### Data to use
┄┄┄┄┄┄┄┄┄┄┄┄┄┄┄┄┄┄┄┄
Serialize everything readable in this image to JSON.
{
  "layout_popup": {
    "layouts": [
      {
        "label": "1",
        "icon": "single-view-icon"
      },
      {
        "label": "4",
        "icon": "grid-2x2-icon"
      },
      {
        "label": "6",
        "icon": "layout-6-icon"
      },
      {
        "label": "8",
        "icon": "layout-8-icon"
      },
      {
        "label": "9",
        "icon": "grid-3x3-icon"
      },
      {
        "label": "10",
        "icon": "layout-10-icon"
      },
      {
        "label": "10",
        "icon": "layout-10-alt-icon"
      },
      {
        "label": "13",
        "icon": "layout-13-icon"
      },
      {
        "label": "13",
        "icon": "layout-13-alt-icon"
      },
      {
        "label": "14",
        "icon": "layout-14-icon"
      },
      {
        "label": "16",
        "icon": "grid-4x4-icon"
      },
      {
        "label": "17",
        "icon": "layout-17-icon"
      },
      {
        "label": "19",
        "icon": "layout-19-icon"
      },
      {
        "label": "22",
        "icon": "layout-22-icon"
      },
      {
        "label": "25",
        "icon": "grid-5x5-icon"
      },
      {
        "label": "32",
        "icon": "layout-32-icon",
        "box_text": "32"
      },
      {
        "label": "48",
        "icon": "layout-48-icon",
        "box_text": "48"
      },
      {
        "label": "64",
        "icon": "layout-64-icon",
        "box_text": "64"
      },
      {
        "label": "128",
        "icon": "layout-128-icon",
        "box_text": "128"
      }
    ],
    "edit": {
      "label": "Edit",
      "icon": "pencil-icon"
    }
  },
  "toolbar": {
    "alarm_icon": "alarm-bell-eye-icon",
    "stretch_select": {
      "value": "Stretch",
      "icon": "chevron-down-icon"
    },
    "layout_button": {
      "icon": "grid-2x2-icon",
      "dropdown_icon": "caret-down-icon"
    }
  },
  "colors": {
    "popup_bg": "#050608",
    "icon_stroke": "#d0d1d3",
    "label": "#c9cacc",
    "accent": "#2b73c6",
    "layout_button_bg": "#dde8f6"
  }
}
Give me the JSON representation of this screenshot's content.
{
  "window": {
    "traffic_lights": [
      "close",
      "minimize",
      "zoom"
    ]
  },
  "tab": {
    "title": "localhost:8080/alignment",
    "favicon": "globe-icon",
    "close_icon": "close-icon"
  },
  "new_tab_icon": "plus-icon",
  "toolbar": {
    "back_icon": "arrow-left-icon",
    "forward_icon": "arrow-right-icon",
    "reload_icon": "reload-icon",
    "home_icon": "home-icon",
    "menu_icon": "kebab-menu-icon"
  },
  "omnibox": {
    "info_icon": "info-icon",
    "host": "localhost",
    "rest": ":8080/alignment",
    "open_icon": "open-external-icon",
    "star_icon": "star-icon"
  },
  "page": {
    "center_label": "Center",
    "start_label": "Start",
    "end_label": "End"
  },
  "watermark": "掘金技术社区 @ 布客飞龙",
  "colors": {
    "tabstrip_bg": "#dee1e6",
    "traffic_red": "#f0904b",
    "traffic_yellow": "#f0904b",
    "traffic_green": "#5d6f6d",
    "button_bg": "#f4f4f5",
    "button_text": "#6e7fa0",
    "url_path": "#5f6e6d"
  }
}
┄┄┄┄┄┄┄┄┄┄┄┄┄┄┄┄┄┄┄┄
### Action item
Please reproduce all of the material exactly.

### Reply to the task
Serialize everything readable in this image to JSON.
{
  "layout_popup": {
    "layouts": [
      {
        "label": "1",
        "icon": "single-view-icon"
      },
      {
        "label": "4",
        "icon": "grid-2x2-icon"
      },
      {
        "label": "6",
        "icon": "layout-6-icon"
      },
      {
        "label": "8",
        "icon": "layout-8-icon"
      },
      {
        "label": "9",
        "icon": "grid-3x3-icon"
      },
      {
        "label": "10",
        "icon": "layout-10-icon"
      },
      {
        "label": "10",
        "icon": "layout-10-alt-icon"
      },
      {
        "label": "13",
        "icon": "layout-13-icon"
      },
      {
        "label": "13",
        "icon": "layout-13-alt-icon"
      },
      {
        "label": "14",
        "icon": "layout-14-icon"
      },
      {
        "label": "16",
        "icon": "grid-4x4-icon"
      },
      {
        "label": "17",
        "icon": "layout-17-icon"
      },
      {
        "label": "19",
        "icon": "layout-19-icon"
      },
      {
        "label": "22",
        "icon": "layout-22-icon"
      },
      {
        "label": "25",
        "icon": "grid-5x5-icon"
      },
      {
        "label": "32",
        "icon": "layout-32-icon",
        "box_text": "32"
      },
      {
        "label": "48",
        "icon": "layout-48-icon",
        "box_text": "48"
      },
      {
        "label": "64",
        "icon": "layout-64-icon",
        "box_text": "64"
      },
      {
        "label": "128",
        "icon": "layout-128-icon",
        "box_text": "128"
      }
    ],
    "edit": {
      "label": "Edit",
      "icon": "pencil-icon"
    }
  },
  "toolbar": {
    "alarm_icon": "alarm-bell-eye-icon",
    "stretch_select": {
      "value": "Stretch",
      "icon": "chevron-down-icon"
    },
    "layout_button": {
      "icon": "grid-2x2-icon",
      "dropdown_icon": "caret-down-icon"
    }
  },
  "colors": {
    "popup_bg": "#050608",
    "icon_stroke": "#d0d1d3",
    "label": "#c9cacc",
    "accent": "#2b73c6",
    "layout_button_bg": "#dde8f6"
  }
}
Give me the JSON representation of this screenshot's content.
{
  "window": {
    "traffic_lights": [
      "close",
      "minimize",
      "zoom"
    ]
  },
  "tab": {
    "title": "localhost:8080/alignment",
    "favicon": "globe-icon",
    "close_icon": "close-icon"
  },
  "new_tab_icon": "plus-icon",
  "toolbar": {
    "back_icon": "arrow-left-icon",
    "forward_icon": "arrow-right-icon",
    "reload_icon": "reload-icon",
    "home_icon": "home-icon",
    "menu_icon": "kebab-menu-icon"
  },
  "omnibox": {
    "info_icon": "info-icon",
    "host": "localhost",
    "rest": ":8080/alignment",
    "open_icon": "open-external-icon",
    "star_icon": "star-icon"
  },
  "page": {
    "center_label": "Center",
    "start_label": "Start",
    "end_label": "End"
  },
  "watermark": "掘金技术社区 @ 布客飞龙",
  "colors": {
    "tabstrip_bg": "#dee1e6",
    "traffic_red": "#f0904b",
    "traffic_yellow": "#f0904b",
    "traffic_green": "#5d6f6d",
    "button_bg": "#f4f4f5",
    "button_text": "#6e7fa0",
    "url_path": "#5f6e6d"
  }
}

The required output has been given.